Local settings will always override the global setup for the assigned entities. If multiple refinements of the same type are defined on the same entities this might lead to conflicts and thus is not allowed. A local element size and a layer inflation refinement are allowed to be defined on the same entities unless they have conflicting settings for allowing quadrangular surface elements.

  • Local element size:

    The refinement type local element size allows the definition of local element sizings on particular faces or solids. This can be used to increase the mesh efficiency by using smaller elements only where needed, for example on contact surfaces, fillets or other regions with potentially large stress gradients. The parameters element sizing and allow quadrangular surface elements have the same meaning as in the global settings and override the global setup on the specified entities.

    The figure shows a mesh of a bolted connection with local refinements on the contact surfaces

    The figure shows a mesh of a bolted connection with local refinements on the contact surfaces

  • Layer inflation:

    The refinement type layer inflation allows the creation of prismatic boundary layers for certain mesh regions. Prismatic layers are mostly used in CFD simulations on no-slip walls in order to efficiently capture the boundary layer velocity profile, but they may be also used in certain structural simulations like stamping or deep-drawing processes. With the total layer thickness the overall thickness of the generated boundary layer refinement is controlled. This value must be smaller than the minimal geometry thickness at the specified locations, otherwise the meshing will fail. The number of layers defines how many prismatic layers should be generated and the stretch factor the rate with which consecutive layer thicknesses will increase from the boundary towards the inside.

    The figure shows a sample mesh with boundary layers added

    The figure shows a sample mesh with boundary layers added

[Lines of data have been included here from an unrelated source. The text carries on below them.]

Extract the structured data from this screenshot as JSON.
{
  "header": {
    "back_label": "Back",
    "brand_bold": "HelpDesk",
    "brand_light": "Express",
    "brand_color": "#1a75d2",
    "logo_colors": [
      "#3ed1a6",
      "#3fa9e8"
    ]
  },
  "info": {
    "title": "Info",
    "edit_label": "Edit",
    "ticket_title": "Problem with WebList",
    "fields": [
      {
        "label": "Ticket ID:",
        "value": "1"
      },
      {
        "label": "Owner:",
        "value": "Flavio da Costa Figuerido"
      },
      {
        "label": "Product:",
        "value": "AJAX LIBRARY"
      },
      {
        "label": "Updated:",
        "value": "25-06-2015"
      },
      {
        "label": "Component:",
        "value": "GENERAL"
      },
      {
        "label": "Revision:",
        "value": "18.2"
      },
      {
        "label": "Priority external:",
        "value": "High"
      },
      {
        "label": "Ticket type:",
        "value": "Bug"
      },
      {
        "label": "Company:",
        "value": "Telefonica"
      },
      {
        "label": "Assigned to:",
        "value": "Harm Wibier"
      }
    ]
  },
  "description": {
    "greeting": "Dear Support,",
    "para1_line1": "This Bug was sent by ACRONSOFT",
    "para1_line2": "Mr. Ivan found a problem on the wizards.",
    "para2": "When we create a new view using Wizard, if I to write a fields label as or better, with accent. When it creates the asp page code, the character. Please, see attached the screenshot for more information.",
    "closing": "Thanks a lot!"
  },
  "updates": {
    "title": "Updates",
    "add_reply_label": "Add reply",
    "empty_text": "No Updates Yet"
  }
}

In some cases the layer inflation might fail, most of the time due to the demanded total layer thickness not being reached. In order to at least provide a valid mesh to the user for further analysis, the meshing is then automatically recovered without activating the layer inflation for the particular solids where it failed initially and a warning message is shown in th event log, stating on which solids the layer addition failed, but meshing will proceed.

Restrictions of the algorithm

This algorithm is only capable of handling solid body geometries from the geometry file formats STEP, IGES and BREP. STL geometries are currently not supported. Please be aware that 3D-geometries are often represented as shells in CAD-programs. You have to build solids from these shells in order to apply the meshing operation. Check the Geometry Event Log for information on the dimension of your uploaded file. It will also display an error message if you try to create a 3D tetrahedral mesh on a 2D geometry.

Geometry information as provided by the event log

Geometry information as provided by the event log

Step-by-step tutorial

Find a short how-to in the Tet-dominant tutorial.

Bearing block mesh generated with coarse automatic mesh sizing

Bearing block mesh generated with coarse automatic mesh sizing